• _DATA FOR ANALYSIS_:
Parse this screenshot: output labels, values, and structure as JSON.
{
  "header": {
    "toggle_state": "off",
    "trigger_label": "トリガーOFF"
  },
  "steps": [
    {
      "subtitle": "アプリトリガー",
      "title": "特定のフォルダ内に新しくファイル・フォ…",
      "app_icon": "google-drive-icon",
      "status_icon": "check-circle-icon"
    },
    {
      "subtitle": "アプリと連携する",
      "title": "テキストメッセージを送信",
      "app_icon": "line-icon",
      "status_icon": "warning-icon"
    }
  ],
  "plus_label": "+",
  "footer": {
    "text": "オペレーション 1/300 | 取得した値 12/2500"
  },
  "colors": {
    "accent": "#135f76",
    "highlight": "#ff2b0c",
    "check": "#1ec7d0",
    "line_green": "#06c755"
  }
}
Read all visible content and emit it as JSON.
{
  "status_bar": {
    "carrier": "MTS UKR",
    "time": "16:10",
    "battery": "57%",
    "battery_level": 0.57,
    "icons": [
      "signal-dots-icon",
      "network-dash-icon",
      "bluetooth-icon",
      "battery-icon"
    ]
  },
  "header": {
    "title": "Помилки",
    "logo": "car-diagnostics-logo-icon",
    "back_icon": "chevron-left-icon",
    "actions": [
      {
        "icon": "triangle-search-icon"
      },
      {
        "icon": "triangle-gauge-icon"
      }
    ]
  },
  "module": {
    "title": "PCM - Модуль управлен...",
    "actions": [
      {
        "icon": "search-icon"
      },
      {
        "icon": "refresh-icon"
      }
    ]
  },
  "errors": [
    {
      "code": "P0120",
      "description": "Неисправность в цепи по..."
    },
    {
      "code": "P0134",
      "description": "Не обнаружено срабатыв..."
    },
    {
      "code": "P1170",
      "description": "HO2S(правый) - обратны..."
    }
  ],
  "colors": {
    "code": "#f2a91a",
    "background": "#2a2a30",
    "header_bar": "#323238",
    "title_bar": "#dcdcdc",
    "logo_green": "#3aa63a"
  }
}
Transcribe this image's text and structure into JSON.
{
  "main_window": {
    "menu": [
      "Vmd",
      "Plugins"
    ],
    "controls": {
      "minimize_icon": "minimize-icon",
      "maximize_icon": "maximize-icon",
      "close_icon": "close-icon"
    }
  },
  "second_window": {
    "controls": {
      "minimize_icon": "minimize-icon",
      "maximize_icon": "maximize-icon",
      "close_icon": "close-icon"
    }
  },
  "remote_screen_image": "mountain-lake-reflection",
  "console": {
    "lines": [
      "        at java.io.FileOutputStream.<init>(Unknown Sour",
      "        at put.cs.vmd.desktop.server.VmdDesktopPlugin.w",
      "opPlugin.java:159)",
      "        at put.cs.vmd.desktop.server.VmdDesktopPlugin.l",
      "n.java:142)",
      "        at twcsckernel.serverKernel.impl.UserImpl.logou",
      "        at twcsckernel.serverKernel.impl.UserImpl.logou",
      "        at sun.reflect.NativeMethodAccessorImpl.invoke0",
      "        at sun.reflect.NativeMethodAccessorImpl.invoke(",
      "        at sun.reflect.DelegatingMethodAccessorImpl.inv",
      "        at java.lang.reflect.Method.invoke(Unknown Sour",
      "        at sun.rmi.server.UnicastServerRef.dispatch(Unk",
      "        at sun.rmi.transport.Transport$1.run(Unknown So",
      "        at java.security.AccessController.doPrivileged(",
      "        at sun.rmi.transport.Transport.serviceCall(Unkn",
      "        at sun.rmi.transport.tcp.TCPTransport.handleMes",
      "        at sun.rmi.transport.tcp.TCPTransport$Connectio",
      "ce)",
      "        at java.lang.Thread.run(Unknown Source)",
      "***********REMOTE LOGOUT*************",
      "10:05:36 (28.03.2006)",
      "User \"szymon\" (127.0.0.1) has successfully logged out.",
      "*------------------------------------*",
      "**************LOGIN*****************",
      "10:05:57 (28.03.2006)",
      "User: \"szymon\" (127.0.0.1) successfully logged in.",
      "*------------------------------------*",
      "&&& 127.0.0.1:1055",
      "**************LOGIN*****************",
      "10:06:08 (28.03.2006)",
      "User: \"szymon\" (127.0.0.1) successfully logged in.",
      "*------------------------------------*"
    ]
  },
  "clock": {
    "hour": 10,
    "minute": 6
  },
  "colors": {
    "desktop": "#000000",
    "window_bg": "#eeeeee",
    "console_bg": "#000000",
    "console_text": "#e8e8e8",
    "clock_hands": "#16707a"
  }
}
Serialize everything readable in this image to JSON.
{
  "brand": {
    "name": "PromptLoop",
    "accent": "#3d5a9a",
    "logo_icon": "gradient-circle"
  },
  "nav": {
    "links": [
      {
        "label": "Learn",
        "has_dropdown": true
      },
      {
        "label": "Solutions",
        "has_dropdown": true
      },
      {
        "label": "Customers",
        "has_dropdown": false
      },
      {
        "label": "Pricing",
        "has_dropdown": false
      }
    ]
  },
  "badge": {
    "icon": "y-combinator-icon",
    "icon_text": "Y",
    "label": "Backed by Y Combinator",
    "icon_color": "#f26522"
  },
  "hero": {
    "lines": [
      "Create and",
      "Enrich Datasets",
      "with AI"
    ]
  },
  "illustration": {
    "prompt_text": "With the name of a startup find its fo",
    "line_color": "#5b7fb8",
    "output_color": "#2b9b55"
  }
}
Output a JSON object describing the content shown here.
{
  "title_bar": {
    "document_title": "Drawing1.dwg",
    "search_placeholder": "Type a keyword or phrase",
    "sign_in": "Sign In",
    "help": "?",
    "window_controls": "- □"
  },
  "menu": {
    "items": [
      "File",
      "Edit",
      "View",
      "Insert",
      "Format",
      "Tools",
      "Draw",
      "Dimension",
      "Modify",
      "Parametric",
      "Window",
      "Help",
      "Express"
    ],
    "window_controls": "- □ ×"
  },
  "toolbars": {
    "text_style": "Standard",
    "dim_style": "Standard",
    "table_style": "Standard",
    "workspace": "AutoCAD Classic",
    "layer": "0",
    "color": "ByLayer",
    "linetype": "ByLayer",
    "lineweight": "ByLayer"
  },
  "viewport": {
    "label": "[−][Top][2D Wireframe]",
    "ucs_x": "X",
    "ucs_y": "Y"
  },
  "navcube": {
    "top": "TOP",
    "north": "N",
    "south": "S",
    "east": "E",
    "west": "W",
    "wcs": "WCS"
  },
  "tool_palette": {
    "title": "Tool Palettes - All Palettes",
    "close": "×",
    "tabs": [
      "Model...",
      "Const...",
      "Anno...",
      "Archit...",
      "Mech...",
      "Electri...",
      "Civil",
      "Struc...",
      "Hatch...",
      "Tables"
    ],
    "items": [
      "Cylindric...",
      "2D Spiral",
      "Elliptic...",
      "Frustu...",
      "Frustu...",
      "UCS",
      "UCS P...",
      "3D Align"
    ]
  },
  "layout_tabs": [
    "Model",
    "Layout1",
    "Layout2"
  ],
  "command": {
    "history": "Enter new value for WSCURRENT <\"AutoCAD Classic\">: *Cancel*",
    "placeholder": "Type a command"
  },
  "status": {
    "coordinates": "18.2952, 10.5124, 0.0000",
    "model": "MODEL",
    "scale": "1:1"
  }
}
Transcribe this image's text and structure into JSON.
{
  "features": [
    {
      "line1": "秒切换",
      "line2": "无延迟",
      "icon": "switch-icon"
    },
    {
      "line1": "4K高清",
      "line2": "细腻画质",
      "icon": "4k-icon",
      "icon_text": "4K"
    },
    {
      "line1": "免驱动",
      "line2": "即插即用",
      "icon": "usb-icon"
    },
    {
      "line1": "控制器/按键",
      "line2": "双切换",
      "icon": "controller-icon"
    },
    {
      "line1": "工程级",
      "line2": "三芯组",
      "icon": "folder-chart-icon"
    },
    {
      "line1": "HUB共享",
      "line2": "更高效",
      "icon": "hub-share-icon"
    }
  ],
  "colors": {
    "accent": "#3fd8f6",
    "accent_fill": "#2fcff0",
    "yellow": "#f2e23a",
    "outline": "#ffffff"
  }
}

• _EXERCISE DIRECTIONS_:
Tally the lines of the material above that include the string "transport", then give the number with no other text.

• _SOLUTION FOR THIS TASK_:
4